are liberal media -- most of the mainstream media are liberal,
as conservatives have long contended -- but they work differently
from the conservative media. Telling liberals what to think is like
The cutting edge of the liberal
media are the Times itself and National Public Radio, the size
of whose audience rivals Limbaugh's 20 million weekly listeners. The
network newscasts, which can reach a combined total of 30 million
viewers a night depending on what's going on in the news, are another
But the mainstream media, though
overwhelmingly liberal on cultural issues such as gay rights and
reproductive choice, are moderate to conservative on economics and
trade issues. Elite liberal opinion is as contemptuous of organized
labor, for instance, as elite conservative opinion is. And the Times has been virtually alone in raising serious questions about the Bush administration's aggressive policy toward Iraq.
The difference between the large,
amorphous liberal media and the relatively small but cohesive
conservative media is that the latter are ideologically in tune with
the Republican Party and loyal to its candidates. The liberal media
aren't going to take their marching orders from the Democratic
National Committee. Even if they did, their audience would tune
posted at 10:51 AM |
Gag me with a silver spoon.
Governor-elect Mitt Romney says he hopes his and running mate Kerry
Healey's decision not to take their salaries "sets
the appropriate tone" as
they prepare to assume office on Thursday.
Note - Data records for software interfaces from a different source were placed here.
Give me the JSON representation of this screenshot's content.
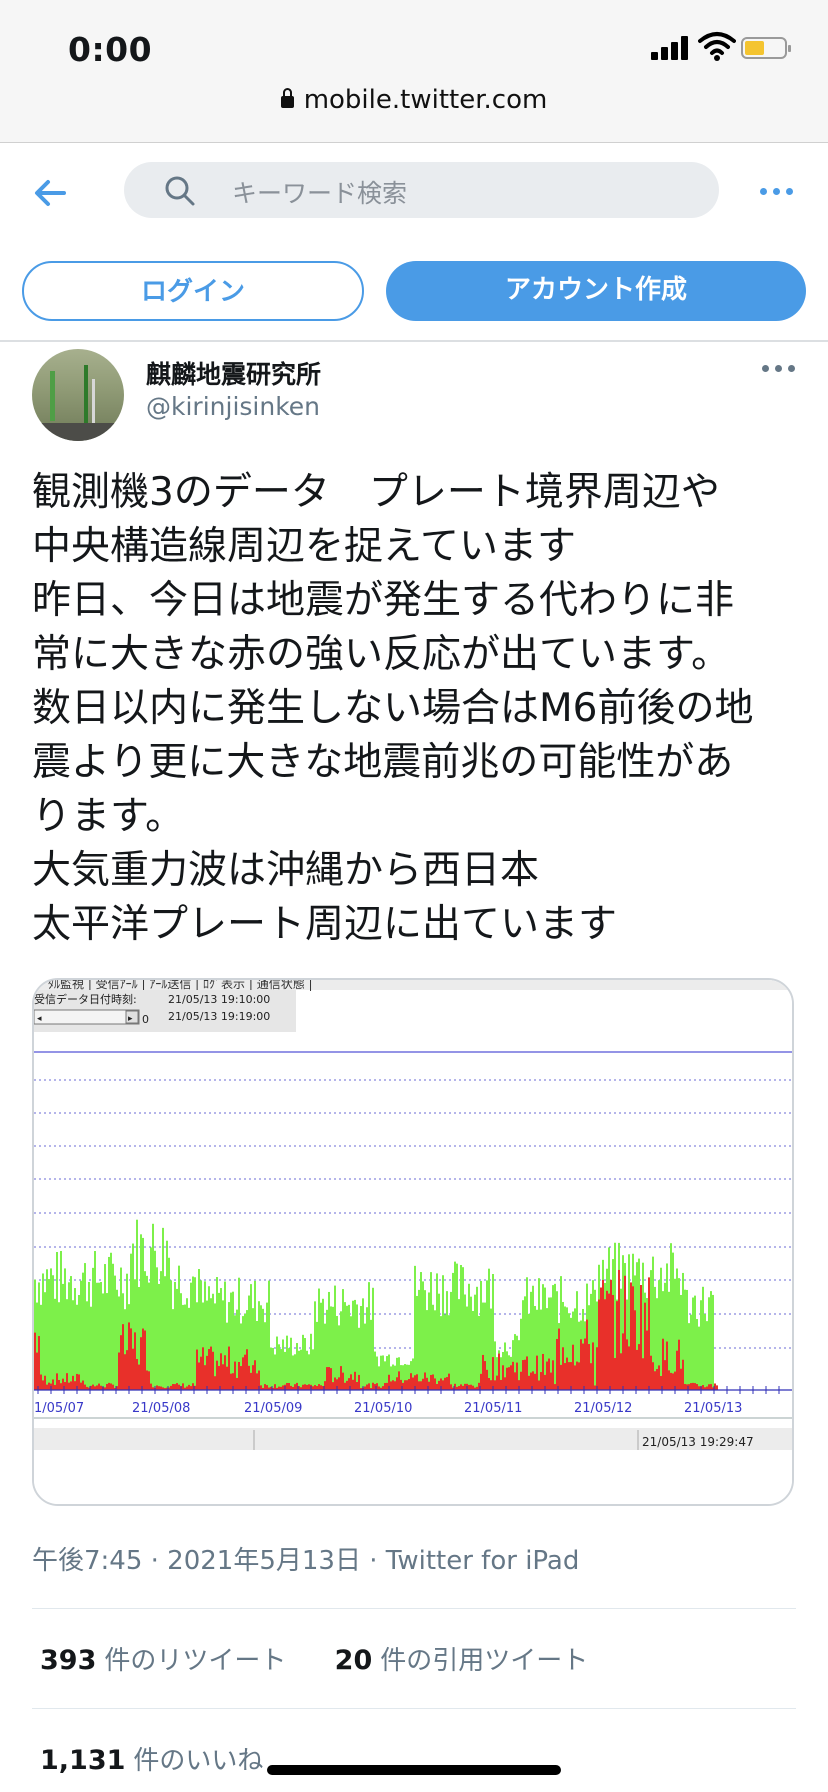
{
  "status_bar": {
    "time": "0:00",
    "url": "mobile.twitter.com",
    "battery_color": "#f4c430"
  },
  "nav": {
    "search_placeholder": "キーワード検索",
    "login_label": "ログイン",
    "signup_label": "アカウント作成",
    "accent": "#4a9be6"
  },
  "tweet": {
    "display_name": "麒麟地震研究所",
    "handle": "@kirinjisinken",
    "text": "観測機3のデータ　プレート境界周辺や\n中央構造線周辺を捉えています\n昨日、今日は地震が発生する代わりに非\n常に大きな赤の強い反応が出ています。\n数日以内に発生しない場合はM6前後の地\n震より更に大きな地震前兆の可能性があ\nります。\n大気重力波は沖縄から西日本\n太平洋プレート周辺に出ています",
    "timestamp": "午後7:45 · 2021年5月13日 · Twitter for iPad",
    "retweets": "393",
    "retweets_label": "件のリツイート",
    "quotes": "20",
    "quotes_label": "件の引用ツイート",
    "likes": "1,131",
    "likes_label": "件のいいね"
  },
  "media": {
    "menu_text": "ｼﾞﾀﾙ監視 | 受信ｱｰﾙ | ｱｰﾙ送信 | ﾛｸﾞ表示 | 通信状態 |",
    "received_label": "受信データ日付時刻:",
    "time1": "21/05/13 19:10:00",
    "time2": "21/05/13 19:19:00",
    "zero_label": "0",
    "x_labels": [
      "1/05/07",
      "21/05/08",
      "21/05/09",
      "21/05/10",
      "21/05/11",
      "21/05/12",
      "21/05/13"
    ],
    "footer_time": "21/05/13 19:29:47",
    "green": "#7df04a",
    "red": "#e8302a"
  }
}
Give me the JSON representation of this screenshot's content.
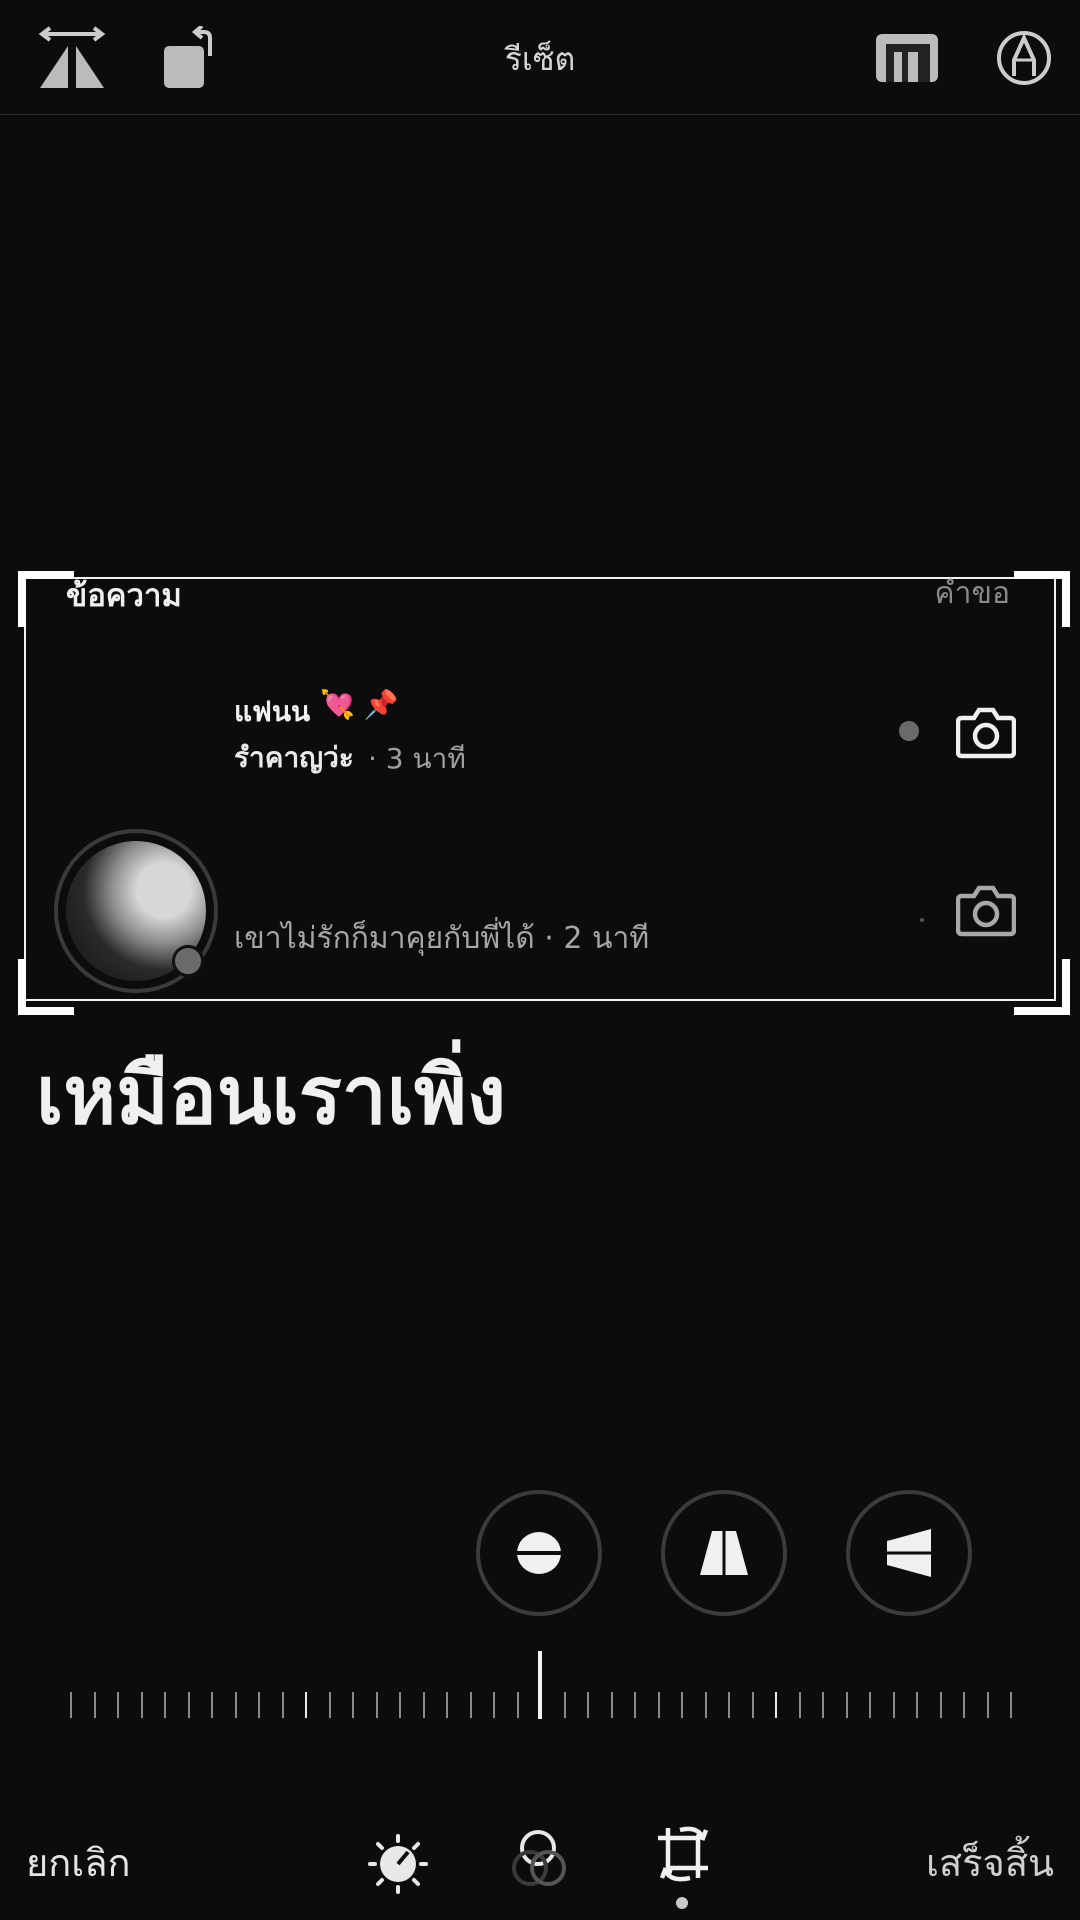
{
  "top_bar": {
    "title": "รีเซ็ต",
    "icons": [
      "flip-horizontal-icon",
      "rotate-icon",
      "aspect-ratio-icon",
      "markup-pen-icon"
    ]
  },
  "content": {
    "header_left": "ข้อความ",
    "header_right": "คำขอ",
    "chat1": {
      "name": "แฟนน",
      "name_emoji": "💘 📌",
      "last_message_bold": "รำคาญว่ะ",
      "time": "· 3 นาที"
    },
    "chat2": {
      "message_and_time": "เขาไม่รักก็มาคุยกับพี่ได้ · 2 นาที"
    },
    "overlay_text": "เหมือนเราเพิ่ง"
  },
  "perspective_buttons": [
    "straighten-icon",
    "vertical-perspective-icon",
    "horizontal-perspective-icon"
  ],
  "straighten_angle": 0,
  "bottom_bar": {
    "cancel_label": "ยกเลิก",
    "done_label": "เสร็จสิ้น",
    "tools": [
      "adjust-icon",
      "filters-icon",
      "crop-rotate-icon"
    ],
    "active_tool": "crop-rotate-icon"
  }
}
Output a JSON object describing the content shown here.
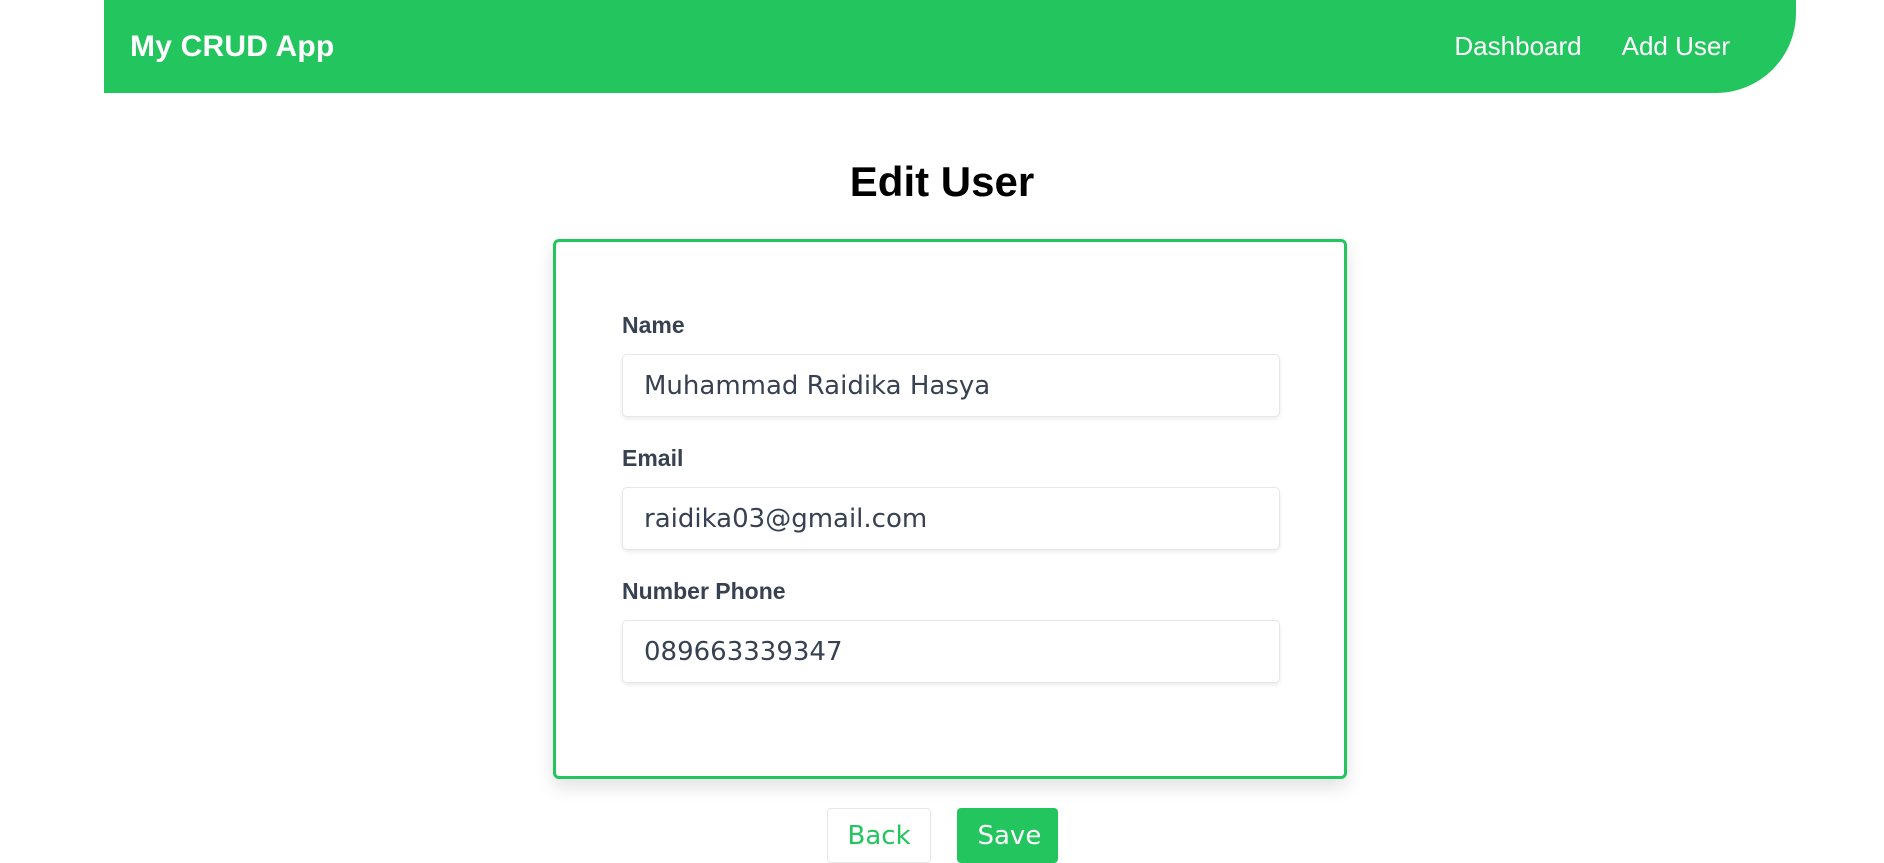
{
  "navbar": {
    "brand": "My CRUD App",
    "links": [
      {
        "label": "Dashboard"
      },
      {
        "label": "Add User"
      }
    ],
    "background_color": "#22c55e"
  },
  "page": {
    "title": "Edit User"
  },
  "form": {
    "name": {
      "label": "Name",
      "value": "Muhammad Raidika Hasya"
    },
    "email": {
      "label": "Email",
      "value": "raidika03@gmail.com"
    },
    "phone": {
      "label": "Number Phone",
      "value": "089663339347"
    },
    "border_color": "#22c55e"
  },
  "actions": {
    "back_label": "Back",
    "save_label": "Save",
    "accent_color": "#22c55e"
  }
}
Yes, it certainly does.
Nothing like two rich folks engaging in a cheap publicity stunt while
rewarding their chief media strategist, Eric Fehrnstrom, and
legislative lobbyist, Cindy Gillespie, with salaries of $150,000
Romney describes his and Healey's
decision to forgo $255,000 in annual salary as "symbolism." Here's
what it's symbolic of, Mitt: you've got it, we don't. The subliminal
message is that only the rich have the integrity and
public-spiritedness necessary to govern, which is a load of
As campaign-finance watchdog George
Pillsbury tells the Globe, it would have been more impressive
if Romney had taken the $6 million in personal wealth that he dropped
on getting elected and spent it on saving some of the social programs
that he's about to whack.
posted at 10:49 AM |
Where's Dave? WBZ-TV
(Channel 4) deserves credit for being the only local network
affiliate to go live on New Year's Eve, broadcasting the celebration
in Boston while also taking the feed from New York. There was just
one problem: no Dave! Of all the garbage that was on the tube last
night, the Late Show with David Letterman was the one program
I was looking forward to. Okay, I'm a loser, but you try going
out on New Year's Eve with two kids under 12.
posted at 10:48 AM |
MEDIA LOG ARCHIVES
Dan Kennedy is senior writer and media critic for the Boston Phoenix.